9. Bond bubble monies go where? When bond prices decline, and they will, eventually, according to the likes of bond king Bill Gross, where will the assets go? Gold and gold mining shares represent something like 1% of world assets. There is a lot of headroom there, especially when considering that in the period 1920 to 1980 the figure was more like 26%.
10. Chart-wise, and history-wise, bull move could still be intact down to $1,000. Even a move to $1,000 gold would leave gold in a bull market. History shows how. The 1975-76 period showed just such a severe haircut, from $185.25 to $103.50 - a 44% decline. Just five years later, gold surged 850% higher. Could this happen again? In five or ten or 20 years? $1,000 gold x 8.5 = $8,500?
But the precursor might be a 44% off sale on previously $1,900 gold, or a drop to $1,064. How they howled at $1,321, what would the wailing and gnashing of teeth be like at $1,064? And yet that number might represent ground zero at Cape Canaveral for what comes next.
Gold $8,500 would make our last year's essay target, $3,283, look modest indeed. But this would merely be a repeat of history, circa 1975-1976, and therefore, "nothing new under the sun."
So the 2013 update version of our 2012 question might be: What's Next For Spot Gold: $1,000 Or $8,500? Or maybe both?
The bearish view? The one that makes $1,000 a reality? In a word, deflation. Just like 2008, contracting GDP and declining markets puts everything up for sale to raise cash. Yes, Virginia, we know gold can go down - big time - in that scenario.
Besides outright and unstoppable deflation, there are some other ways to break gold's back, so to speak, including but not limited to: confiscation, resumption of central bank sales, sales from the likes of major holders like John Paulson. For some more, and offbeat ideas along this line, read this essay, "Five reasons gold will unfortunately be worthless after the collapse of the dollar." You may not agree, but it may provide some food for thought.
No investment is a sure thing.
We know one other important thing for sure: Gold is not for sissies. When they turn off the printing presses in Washington and Tokyo and points in between, when governments balance their budgets, when the G20 lives within its means, the fat lady will sing her aria, and the gold bull will be over. We're not there; we're not close. So we'll continue to have big moves up and down.
So far, the orchestra has perhaps finished the prelude, and so we all take a collective breath, but we still have three long acts and two intermissions to go. The fat lady? She has not yet left her dressing room. She wouldn't even yet be heard over the din of those printers next door. Those presses will have to be turned off during her performance. Then, and only then, "the fat lady sings." When will that be?
Source: World Gold Council
London gold prices, 1975-1976, source kitco.com

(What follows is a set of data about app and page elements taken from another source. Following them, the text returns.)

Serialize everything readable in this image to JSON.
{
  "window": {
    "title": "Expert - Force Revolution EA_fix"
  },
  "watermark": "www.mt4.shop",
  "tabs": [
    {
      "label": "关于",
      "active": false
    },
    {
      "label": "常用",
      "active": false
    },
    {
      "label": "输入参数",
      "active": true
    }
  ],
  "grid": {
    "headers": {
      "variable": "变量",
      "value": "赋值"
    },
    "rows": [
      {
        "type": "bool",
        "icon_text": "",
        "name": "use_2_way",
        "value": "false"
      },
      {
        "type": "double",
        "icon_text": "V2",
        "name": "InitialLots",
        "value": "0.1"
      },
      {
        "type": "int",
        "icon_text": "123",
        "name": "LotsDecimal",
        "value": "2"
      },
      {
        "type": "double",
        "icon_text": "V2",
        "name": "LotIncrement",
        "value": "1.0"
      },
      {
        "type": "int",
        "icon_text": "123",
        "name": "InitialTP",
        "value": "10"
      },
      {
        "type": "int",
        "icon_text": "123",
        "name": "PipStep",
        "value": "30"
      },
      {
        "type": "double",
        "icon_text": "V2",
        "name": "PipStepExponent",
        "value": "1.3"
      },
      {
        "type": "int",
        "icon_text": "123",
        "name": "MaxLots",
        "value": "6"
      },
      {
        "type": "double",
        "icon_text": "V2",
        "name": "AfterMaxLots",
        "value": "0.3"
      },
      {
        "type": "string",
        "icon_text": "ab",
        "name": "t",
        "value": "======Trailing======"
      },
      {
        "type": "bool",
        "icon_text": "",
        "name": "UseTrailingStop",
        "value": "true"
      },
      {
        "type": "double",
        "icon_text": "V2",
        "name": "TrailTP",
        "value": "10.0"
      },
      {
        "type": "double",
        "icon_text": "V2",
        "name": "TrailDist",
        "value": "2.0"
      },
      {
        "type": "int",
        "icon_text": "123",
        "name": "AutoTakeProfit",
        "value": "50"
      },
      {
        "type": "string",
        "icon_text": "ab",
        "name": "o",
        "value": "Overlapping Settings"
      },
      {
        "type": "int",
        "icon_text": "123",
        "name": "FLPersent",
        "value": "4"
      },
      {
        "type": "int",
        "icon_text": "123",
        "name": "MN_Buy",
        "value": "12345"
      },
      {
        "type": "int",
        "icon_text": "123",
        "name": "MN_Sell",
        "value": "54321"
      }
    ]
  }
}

Disclosure: I am long GLD. I wrote this article myself, and it expresses my own opinions. I am not receiving compensation for it (other than from Seeking Alpha). I have no business relationship with any company whose stock is mentioned in this article.